Monthly Archives: May 2014

The Swamp in the middle of your story.

The beginning of your book is exciting. You’re meeting new people, new relationships form. Stuff is happening! As you get past the beginning, all the people who are going to populate your book, with a few minor exceptions have been introduced. You know who likes who and who is hoping to do the bunny hop with who. It’s like October in High School, routine.

If you are drawing a graph of excitement in your novel it starts out high. If it doesn’t you need consider how you are going to draw your reader in. But, as the thrill of introductions wanes you go downhill to the lowest point of your novel. This is the swamp. This is where everything looks the same, there is no clear path and the bugs are eating you alive. You don’t want to stay in the swamp, but to get to the mountain on the other side ,which is the joy of completing your story and making sure that everyone gets what they deserve, you have to cross the swamp. There are no short cuts.

The problem is that the swamp is a dangerous place. If you aren’t careful that tuft of grass you are standing on will disappear and dump you into the murk. Some of that beautiful green turf is a lie and cheat, you will fall through and vanish. There are creatures here that eat novels whole. Writer’s block watches you from stagnant water waiting for you to show weakness. Unnecessary characters sit like vultures in the tree ready to enter your story and weigh down your plot. Real life buzzes around your head whispering that you’ve failed, again, and why don’t you get a real job. Will-o-the-wisps try to entice you away from your plot line.

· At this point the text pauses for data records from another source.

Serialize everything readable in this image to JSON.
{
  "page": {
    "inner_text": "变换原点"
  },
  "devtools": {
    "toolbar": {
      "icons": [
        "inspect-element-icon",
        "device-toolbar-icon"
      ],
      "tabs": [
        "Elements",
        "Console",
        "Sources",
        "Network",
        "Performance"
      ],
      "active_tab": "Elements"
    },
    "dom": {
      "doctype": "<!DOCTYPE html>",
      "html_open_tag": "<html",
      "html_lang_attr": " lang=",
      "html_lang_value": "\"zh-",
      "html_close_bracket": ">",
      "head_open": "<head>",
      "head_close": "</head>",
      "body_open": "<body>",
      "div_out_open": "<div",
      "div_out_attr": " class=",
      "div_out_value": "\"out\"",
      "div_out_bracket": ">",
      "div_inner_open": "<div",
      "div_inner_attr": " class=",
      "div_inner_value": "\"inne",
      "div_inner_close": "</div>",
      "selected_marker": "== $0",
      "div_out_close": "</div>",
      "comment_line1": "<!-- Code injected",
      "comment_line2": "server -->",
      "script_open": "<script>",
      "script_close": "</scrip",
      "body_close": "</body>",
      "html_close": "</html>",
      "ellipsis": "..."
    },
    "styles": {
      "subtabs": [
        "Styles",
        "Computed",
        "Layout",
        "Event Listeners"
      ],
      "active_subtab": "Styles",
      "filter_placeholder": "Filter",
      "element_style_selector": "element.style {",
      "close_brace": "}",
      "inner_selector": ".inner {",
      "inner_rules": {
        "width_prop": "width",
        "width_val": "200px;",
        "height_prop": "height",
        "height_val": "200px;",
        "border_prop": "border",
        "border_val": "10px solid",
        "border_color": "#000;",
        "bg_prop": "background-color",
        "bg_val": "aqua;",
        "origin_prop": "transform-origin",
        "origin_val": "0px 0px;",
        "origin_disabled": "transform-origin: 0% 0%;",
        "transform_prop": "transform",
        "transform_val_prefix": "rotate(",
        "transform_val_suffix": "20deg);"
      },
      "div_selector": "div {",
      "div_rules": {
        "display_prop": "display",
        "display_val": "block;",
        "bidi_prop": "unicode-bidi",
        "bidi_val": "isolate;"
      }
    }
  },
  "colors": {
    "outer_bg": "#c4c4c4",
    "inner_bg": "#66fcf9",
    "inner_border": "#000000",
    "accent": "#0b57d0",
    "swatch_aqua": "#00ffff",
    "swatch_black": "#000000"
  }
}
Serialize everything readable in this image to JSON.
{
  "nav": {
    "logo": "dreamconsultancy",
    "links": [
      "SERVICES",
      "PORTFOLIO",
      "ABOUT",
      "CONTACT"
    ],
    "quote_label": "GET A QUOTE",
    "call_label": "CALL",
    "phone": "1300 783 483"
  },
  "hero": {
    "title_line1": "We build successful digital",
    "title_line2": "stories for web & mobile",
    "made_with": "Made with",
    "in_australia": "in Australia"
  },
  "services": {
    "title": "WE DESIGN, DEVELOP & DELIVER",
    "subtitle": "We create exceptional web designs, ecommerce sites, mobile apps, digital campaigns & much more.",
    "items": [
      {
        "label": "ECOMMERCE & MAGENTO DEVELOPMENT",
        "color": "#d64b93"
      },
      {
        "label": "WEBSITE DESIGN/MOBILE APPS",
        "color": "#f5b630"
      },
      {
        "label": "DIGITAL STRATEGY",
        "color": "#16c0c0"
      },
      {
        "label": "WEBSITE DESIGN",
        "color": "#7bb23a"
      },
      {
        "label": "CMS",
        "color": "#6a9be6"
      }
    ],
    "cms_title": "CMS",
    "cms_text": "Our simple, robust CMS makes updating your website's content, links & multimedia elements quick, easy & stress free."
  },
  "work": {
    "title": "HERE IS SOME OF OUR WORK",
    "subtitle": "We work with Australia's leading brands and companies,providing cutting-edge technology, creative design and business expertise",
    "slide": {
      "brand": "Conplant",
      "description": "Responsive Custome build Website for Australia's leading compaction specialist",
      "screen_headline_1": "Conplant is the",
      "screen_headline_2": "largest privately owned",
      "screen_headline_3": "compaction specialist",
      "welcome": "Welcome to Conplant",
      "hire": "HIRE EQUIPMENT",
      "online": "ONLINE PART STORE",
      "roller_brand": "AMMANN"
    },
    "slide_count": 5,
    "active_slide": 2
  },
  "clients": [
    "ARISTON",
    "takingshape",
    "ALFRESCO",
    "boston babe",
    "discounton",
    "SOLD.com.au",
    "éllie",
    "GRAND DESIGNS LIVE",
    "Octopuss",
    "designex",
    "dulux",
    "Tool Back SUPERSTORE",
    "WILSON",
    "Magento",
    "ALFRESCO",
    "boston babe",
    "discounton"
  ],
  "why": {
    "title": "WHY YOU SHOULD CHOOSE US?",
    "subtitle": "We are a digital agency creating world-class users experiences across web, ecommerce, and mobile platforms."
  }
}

For all the danger, there is treasure to be found in the swamp. Scattered islands of golden apples. Here is where the relationships that you created are tested and reforged. Strange beings give odd advice. Your characters learn to discern what they are about. What they are really about. This is where their false hopes and perceptions are stripped from them. This is the abode of that oddest of creatures – the talking donkey.

The talking donkey is the thing that comes from out of the bounds of the story and changes everything. It may be a car accident that forces someone to face their mortality. It may be an infestation of rats that eats everything a character owns so they realize that they valued none of it. It might be a midnight conversation with a stranger in a cemetery. The point is that it changes things. This above all is what makes the character different when they climb out of the swamp.

Every story has to have its swamp, its low point. It isn’t fun to be a writer in the swamp. It is messy, frustrating, and saps your energy, but this is where you can shine as a writer. Paying attention to what you do in the swamp will make your conclusion that much brighter. It takes discipline and courage. Sometimes you’ll get lost and have to retrace your steps. Sometimes the swamp dumps you onto a foreign shore and you have to decide whether to stay there or go back.

The longer your work, the more important the swamp is, and the more likely you will encounter it more than once. False peaks abound, but eventually you will prevail and the final mountain will rise out of the mists. It is then, scratching your bites and scraping of the mud from your feet, that you will make the exhilarating climb to the end.

How to write a book.

This is a poem I wrote for National Poetry Month – April. 

How to write a book

Write
Write some more
Write until you get to the end of the story.
Do a little happy dance.
Tell people that you wrote a book.

Read your book.
Crawl under your desk and weep and bang your head against the wall until the sound makes the neighbours crazy.
Re-write the book adding some annoying neighbours.
Get pulled into the story again.
Rant and rave at your characters.
“Behave,” you say, “or I’ll kill you off.”
They laugh and run off to dance in the moonlight.
Bang your head some more.
Apologize to the neighbours, again.
Tell them you’re writing a book.

Start to wonder how any one person could have made so many mistakes in one book.
Fix mistakes, make new ones.
The book takes on a life of its own.
No longer just words on a page, this is your baby and you want it to grow up healthy and strong and maybe be a bestseller someday.

Allow the neighbours to read your precious child.
Gnash your teeth when they point out that the scene with the talking donkey really just doesn’t work.
You love that scene; you wept tears of happy abandon writing that scene.
Can’t they recognize brilliant writing?
Cut the scene.

Start to hate the book, again
It’s horrible, mindless drivel, but it isn’t the book’s fault.
So you keep working,
Cut more scenes that you love,
Let a few stay in,

One day think:
This whole thing may actually work out.
It isn’t going to change the world.
No one may even read it.
But it’s time.

The story has to stand on its own now.
There are still things you can do, but you don’t.
Instead, you hold your breathe and send it off with a backpack filled with sandwiches and a change of underwear.

Look, there it goes.

Isn’t it cute?